**EXERCISE REQUIREMENTS**
All entries given below are to be returned word for word.

-----

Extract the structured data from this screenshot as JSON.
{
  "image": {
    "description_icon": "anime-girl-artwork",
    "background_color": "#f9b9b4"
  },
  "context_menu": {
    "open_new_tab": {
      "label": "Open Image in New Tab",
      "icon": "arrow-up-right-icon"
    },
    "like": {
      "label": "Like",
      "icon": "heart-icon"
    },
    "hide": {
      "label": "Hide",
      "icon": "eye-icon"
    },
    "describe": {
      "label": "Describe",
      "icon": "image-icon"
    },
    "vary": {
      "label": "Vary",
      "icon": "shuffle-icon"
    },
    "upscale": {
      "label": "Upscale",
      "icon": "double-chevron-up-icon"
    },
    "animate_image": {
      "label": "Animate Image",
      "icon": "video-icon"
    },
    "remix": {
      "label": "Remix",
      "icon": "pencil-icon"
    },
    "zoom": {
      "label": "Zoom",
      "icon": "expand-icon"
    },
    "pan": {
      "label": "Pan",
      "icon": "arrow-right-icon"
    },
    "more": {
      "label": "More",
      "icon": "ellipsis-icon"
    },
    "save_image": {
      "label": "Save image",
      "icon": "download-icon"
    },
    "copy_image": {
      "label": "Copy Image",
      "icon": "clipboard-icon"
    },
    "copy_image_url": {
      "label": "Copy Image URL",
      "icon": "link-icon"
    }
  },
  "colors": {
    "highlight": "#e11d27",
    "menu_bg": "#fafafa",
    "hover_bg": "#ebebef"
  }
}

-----

**RESPONSE AREA**
Extract the structured data from this screenshot as JSON.
{
  "image": {
    "description_icon": "anime-girl-artwork",
    "background_color": "#f9b9b4"
  },
  "context_menu": {
    "open_new_tab": {
      "label": "Open Image in New Tab",
      "icon": "arrow-up-right-icon"
    },
    "like": {
      "label": "Like",
      "icon": "heart-icon"
    },
    "hide": {
      "label": "Hide",
      "icon": "eye-icon"
    },
    "describe": {
      "label": "Describe",
      "icon": "image-icon"
    },
    "vary": {
      "label": "Vary",
      "icon": "shuffle-icon"
    },
    "upscale": {
      "label": "Upscale",
      "icon": "double-chevron-up-icon"
    },
    "animate_image": {
      "label": "Animate Image",
      "icon": "video-icon"
    },
    "remix": {
      "label": "Remix",
      "icon": "pencil-icon"
    },
    "zoom": {
      "label": "Zoom",
      "icon": "expand-icon"
    },
    "pan": {
      "label": "Pan",
      "icon": "arrow-right-icon"
    },
    "more": {
      "label": "More",
      "icon": "ellipsis-icon"
    },
    "save_image": {
      "label": "Save image",
      "icon": "download-icon"
    },
    "copy_image": {
      "label": "Copy Image",
      "icon": "clipboard-icon"
    },
    "copy_image_url": {
      "label": "Copy Image URL",
      "icon": "link-icon"
    }
  },
  "colors": {
    "highlight": "#e11d27",
    "menu_bg": "#fafafa",
    "hover_bg": "#ebebef"
  }
}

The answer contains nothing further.